Ad companies are no longer interested in the ads that you see above you right now and to the side. They’re interested in the ads that get integrated into posts; the ones that so many of you have complained about me doing in the past. Sponsored content. And I reached a point, in October, where it was no longer a choice; my contract, with a guaranteed CPM (that’s how much I got paid per thousand clicks) expired and, going forward, the only way I could make money was to do more sponsored posts. I told my ad company that I didn’t see how this was sustainable; after a certain point, you start to lose your readers’ trust. In December, I said that I didn’t want to do any more sponsored posts. Last week, we parted ways.
Yep. I've got a built in version of bullshit control for food- I cook. I don't think they expect you to cook anymore. They just expect you are there for entertainment, and that you've already eaten at one of their gigantic chain restaurants. Well, that seems to work for the Food Network, but I find it hard to believe it will work in text. We went from television to blogs because the blogs were delivering better content. Besides, text is another one of those low bar I.Q. tests.

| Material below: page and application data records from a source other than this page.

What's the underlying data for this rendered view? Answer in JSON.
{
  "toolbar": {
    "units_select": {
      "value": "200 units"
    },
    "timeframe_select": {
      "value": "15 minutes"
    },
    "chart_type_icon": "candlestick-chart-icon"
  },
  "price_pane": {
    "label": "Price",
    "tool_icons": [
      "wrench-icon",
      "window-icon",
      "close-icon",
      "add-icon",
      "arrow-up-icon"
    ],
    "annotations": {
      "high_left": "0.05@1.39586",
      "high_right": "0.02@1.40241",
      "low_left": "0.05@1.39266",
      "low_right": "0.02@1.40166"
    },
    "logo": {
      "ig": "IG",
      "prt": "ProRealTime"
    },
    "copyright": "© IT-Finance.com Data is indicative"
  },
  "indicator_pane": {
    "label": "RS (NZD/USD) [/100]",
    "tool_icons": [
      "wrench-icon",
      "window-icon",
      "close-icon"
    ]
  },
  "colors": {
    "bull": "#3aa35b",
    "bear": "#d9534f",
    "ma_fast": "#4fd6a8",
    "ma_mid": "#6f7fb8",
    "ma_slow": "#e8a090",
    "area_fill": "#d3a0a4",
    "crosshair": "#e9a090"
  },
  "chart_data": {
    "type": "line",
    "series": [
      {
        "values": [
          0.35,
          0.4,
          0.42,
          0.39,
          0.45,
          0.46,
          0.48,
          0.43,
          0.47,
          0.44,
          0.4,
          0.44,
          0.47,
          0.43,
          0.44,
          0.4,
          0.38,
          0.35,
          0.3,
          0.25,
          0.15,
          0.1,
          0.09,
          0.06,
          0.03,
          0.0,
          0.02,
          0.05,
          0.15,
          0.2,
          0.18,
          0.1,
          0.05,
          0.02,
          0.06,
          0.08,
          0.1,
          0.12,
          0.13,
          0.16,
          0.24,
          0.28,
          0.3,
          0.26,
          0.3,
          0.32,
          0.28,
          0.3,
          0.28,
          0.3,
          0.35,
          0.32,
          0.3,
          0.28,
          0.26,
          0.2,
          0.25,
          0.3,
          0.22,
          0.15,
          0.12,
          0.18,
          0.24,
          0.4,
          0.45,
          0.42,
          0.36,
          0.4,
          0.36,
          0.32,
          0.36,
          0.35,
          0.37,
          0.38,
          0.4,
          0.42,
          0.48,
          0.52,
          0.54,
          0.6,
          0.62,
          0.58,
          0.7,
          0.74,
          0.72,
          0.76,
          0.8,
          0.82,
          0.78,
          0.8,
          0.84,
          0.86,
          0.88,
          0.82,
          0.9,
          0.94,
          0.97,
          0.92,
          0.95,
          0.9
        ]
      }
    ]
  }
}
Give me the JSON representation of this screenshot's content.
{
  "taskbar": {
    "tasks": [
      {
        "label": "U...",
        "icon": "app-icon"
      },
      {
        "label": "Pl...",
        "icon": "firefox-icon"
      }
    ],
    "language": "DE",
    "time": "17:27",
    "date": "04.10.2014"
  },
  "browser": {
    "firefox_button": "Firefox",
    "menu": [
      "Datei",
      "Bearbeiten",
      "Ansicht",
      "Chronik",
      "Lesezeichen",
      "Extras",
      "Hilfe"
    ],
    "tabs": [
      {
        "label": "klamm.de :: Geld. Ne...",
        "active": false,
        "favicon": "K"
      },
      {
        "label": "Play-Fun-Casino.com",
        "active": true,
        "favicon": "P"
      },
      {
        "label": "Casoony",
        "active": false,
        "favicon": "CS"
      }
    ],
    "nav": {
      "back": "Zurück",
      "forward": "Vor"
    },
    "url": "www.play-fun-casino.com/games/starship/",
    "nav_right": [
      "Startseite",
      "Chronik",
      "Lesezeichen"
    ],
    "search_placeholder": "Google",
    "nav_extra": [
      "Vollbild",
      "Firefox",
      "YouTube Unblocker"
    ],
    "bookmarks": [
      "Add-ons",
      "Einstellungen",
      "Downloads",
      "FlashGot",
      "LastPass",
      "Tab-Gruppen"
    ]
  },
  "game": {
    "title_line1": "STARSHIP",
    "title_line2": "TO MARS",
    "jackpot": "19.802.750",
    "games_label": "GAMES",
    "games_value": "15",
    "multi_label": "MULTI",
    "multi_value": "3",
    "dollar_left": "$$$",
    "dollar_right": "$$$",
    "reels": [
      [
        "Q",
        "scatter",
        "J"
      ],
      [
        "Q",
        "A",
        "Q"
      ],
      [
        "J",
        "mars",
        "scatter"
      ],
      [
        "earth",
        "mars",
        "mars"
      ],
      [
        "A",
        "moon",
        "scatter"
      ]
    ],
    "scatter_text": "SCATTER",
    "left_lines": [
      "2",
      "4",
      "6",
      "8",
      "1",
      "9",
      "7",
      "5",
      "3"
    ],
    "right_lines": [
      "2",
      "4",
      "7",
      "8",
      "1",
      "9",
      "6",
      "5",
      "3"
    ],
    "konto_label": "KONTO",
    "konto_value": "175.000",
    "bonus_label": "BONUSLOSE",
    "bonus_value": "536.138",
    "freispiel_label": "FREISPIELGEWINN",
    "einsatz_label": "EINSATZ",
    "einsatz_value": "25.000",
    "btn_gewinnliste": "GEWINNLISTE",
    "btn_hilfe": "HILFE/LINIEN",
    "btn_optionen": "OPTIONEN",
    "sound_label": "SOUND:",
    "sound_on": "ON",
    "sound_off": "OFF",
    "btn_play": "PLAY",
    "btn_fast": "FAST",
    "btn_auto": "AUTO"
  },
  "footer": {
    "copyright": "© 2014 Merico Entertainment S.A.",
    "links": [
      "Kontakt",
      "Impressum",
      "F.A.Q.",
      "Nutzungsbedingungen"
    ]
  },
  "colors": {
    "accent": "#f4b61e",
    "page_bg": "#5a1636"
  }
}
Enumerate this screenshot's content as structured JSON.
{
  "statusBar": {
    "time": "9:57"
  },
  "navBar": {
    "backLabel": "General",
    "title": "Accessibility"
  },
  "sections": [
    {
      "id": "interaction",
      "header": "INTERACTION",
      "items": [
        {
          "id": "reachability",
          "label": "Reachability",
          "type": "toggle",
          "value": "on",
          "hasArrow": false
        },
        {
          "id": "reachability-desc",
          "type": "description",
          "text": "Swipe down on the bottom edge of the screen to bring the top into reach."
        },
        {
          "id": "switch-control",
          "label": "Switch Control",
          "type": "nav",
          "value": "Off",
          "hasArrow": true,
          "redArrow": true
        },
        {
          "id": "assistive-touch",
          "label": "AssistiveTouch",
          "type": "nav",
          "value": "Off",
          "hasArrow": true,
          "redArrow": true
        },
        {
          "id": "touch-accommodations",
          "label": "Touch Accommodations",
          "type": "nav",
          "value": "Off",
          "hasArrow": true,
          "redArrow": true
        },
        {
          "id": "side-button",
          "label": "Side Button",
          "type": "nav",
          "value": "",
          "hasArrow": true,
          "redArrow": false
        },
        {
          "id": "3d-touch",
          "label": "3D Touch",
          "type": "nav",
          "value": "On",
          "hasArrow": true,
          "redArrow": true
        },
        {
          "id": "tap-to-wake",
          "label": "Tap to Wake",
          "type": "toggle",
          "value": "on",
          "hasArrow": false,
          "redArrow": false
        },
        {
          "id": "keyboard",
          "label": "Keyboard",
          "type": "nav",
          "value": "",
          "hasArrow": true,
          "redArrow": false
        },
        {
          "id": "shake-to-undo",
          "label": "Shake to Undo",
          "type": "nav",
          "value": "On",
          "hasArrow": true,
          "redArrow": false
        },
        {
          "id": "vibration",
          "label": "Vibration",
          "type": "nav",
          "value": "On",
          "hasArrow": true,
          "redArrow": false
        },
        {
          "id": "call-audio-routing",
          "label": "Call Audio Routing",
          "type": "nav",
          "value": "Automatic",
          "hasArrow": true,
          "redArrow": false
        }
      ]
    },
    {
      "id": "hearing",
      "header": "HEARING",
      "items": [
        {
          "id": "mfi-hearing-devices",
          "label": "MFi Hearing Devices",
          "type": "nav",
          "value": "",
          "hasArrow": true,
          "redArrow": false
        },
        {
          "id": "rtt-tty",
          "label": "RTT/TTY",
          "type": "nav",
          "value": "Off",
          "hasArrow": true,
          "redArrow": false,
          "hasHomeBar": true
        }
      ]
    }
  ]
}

So, let the one inform the other here. Much better than going off the rails on stupid evangelists, dating, voting, foreign policy, domestic policy, etc...
It is all similar in the end- if you are looking for pork, they'll do whatever they can to give you something cheaper than pork, but still be able to call it pork. Right now it is feeding them crap and not letting them live lives of piggy happiness until they have that one bad day and get turned into bacon. Later, it may be cells grown in vats. When do we get to call it fraud? There is a subjective part to fraud, because value is subjective, and you have to know the differences in order to make your value judgement.
This is true in all domains.